Duke Fakir’s life determination radiates throughout I’ll Be There: My Life With The Four Tops. From arriving early in high school, hustling up the group’s first uniforms, managing the group’s funds, and now preserving the group’s legacy.
Notes on the skies of America
When we kiss, the world drops away. We are warm lips and darting tongues, soft cheeks or stubble, arched necks, wrapped arms, tingling pressure, tenderness and hunger. We drown in a good kiss, suffocate and come up gasping for air and do not care, because such a kiss insists that we are loved and wanted. Our breath intermingles. For the time it takes a cloud to pass the sun, our souls join.
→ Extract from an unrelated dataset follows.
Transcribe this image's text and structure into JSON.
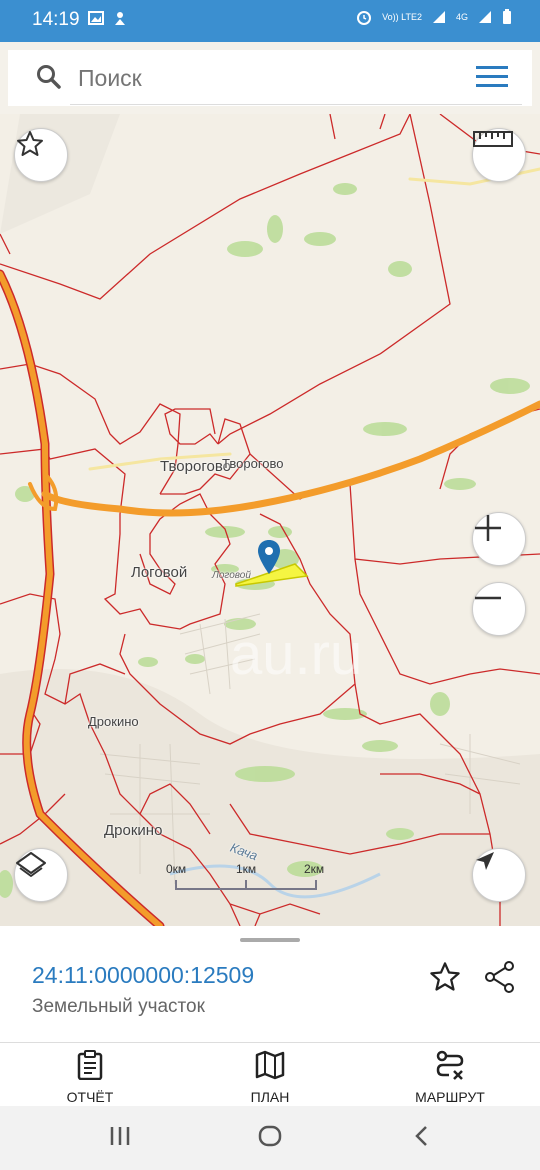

In the hogan I was miserable, not enlightened, felt funky and slimed. All the individual animal and species sins poured out of me, not as catharsis or healing, but as reminder and irritant, and I did not believe in sin. This was not my culture, my ceremony, my victory, my tribe. It was like being put to death slowly and humiliatingly for my presumption.
A “Year of Vonnegut” was declared in Indy in 2007, but that was deflated by his death that year. Given the centenary, it seemed as if there should be more going on, and that got me thinking about legacy from the start.
Organized religions, at least the traditional monotheistic ones, are stingy in assigning a soul (only to humans) and defining its fate (blackened by sin). They bottle up the holy water, decree which acts are sins and which are virtues, box up God in a package of their own design. Why not let divinity spread out and envelop us, until we can see some faint glow of energy even in the inanimate?
The first woman to paint the official portrait of a U.S. president, Greta Kempton also painted Cabinet officials, governors, senators, the head of the Atomic Energy Commission, two Postmasters General, a Supreme Court justice, several university presidents, and a Cardinal of the Roman Catholic Church. But what would have happened if she had painted a self-portrait?
Dying is something we all do. Saints, film stars, Olympic athletes, con artists. I feel calmer every time another cool friend pulls it off; if all these smart, funny people have managed to die, could it be so awful to share their fate? Yet much of what we call culture is created to deny death, or at least distract us from it.
The real Elvis is American, remember, and America is a consumer society. The desires we project, the stuff we buy—that is what feels real to us. It lets us have any Elvis we want. He left plenty of kitsch in his wake, plenty of pseudo-religion, plenty of Elvis jokes—but he was not, is not, a joke. He lived our contradictions, released our inhibitions, and lost himself in the process.